----- INPUT RECORDS

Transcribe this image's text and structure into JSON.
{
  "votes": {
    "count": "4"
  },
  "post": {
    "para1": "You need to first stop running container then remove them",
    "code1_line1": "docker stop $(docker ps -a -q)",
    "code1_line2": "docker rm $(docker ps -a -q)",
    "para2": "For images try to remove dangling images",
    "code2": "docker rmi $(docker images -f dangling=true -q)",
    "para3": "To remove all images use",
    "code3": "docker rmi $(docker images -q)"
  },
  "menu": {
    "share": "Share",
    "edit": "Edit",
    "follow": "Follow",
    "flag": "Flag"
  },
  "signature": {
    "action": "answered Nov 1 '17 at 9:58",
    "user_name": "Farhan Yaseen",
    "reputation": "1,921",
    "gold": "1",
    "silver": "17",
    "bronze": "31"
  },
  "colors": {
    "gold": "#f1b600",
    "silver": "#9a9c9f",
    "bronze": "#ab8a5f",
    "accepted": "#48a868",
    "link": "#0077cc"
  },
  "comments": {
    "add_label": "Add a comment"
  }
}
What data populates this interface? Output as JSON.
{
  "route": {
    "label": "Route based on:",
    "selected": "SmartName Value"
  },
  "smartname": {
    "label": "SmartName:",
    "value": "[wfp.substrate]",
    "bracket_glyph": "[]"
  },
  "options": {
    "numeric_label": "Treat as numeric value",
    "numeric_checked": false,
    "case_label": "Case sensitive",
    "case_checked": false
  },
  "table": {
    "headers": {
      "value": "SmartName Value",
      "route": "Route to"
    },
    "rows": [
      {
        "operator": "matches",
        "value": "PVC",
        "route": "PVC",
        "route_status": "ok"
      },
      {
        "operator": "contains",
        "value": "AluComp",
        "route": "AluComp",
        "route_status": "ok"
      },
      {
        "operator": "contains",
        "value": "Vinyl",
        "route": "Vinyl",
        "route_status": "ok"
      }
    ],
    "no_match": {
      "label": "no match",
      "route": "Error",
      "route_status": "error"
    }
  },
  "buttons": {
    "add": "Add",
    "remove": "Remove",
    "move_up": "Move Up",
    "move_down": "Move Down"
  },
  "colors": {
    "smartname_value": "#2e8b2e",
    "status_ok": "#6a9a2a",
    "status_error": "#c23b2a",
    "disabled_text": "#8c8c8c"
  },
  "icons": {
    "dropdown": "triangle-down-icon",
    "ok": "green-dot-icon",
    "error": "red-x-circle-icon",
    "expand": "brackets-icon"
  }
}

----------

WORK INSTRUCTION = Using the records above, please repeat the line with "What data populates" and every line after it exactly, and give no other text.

TASK RESULT =
What data populates this interface? Output as JSON.
{
  "route": {
    "label": "Route based on:",
    "selected": "SmartName Value"
  },
  "smartname": {
    "label": "SmartName:",
    "value": "[wfp.substrate]",
    "bracket_glyph": "[]"
  },
  "options": {
    "numeric_label": "Treat as numeric value",
    "numeric_checked": false,
    "case_label": "Case sensitive",
    "case_checked": false
  },
  "table": {
    "headers": {
      "value": "SmartName Value",
      "route": "Route to"
    },
    "rows": [
      {
        "operator": "matches",
        "value": "PVC",
        "route": "PVC",
        "route_status": "ok"
      },
      {
        "operator": "contains",
        "value": "AluComp",
        "route": "AluComp",
        "route_status": "ok"
      },
      {
        "operator": "contains",
        "value": "Vinyl",
        "route": "Vinyl",
        "route_status": "ok"
      }
    ],
    "no_match": {
      "label": "no match",
      "route": "Error",
      "route_status": "error"
    }
  },
  "buttons": {
    "add": "Add",
    "remove": "Remove",
    "move_up": "Move Up",
    "move_down": "Move Down"
  },
  "colors": {
    "smartname_value": "#2e8b2e",
    "status_ok": "#6a9a2a",
    "status_error": "#c23b2a",
    "disabled_text": "#8c8c8c"
  },
  "icons": {
    "dropdown": "triangle-down-icon",
    "ok": "green-dot-icon",
    "error": "red-x-circle-icon",
    "expand": "brackets-icon"
  }
}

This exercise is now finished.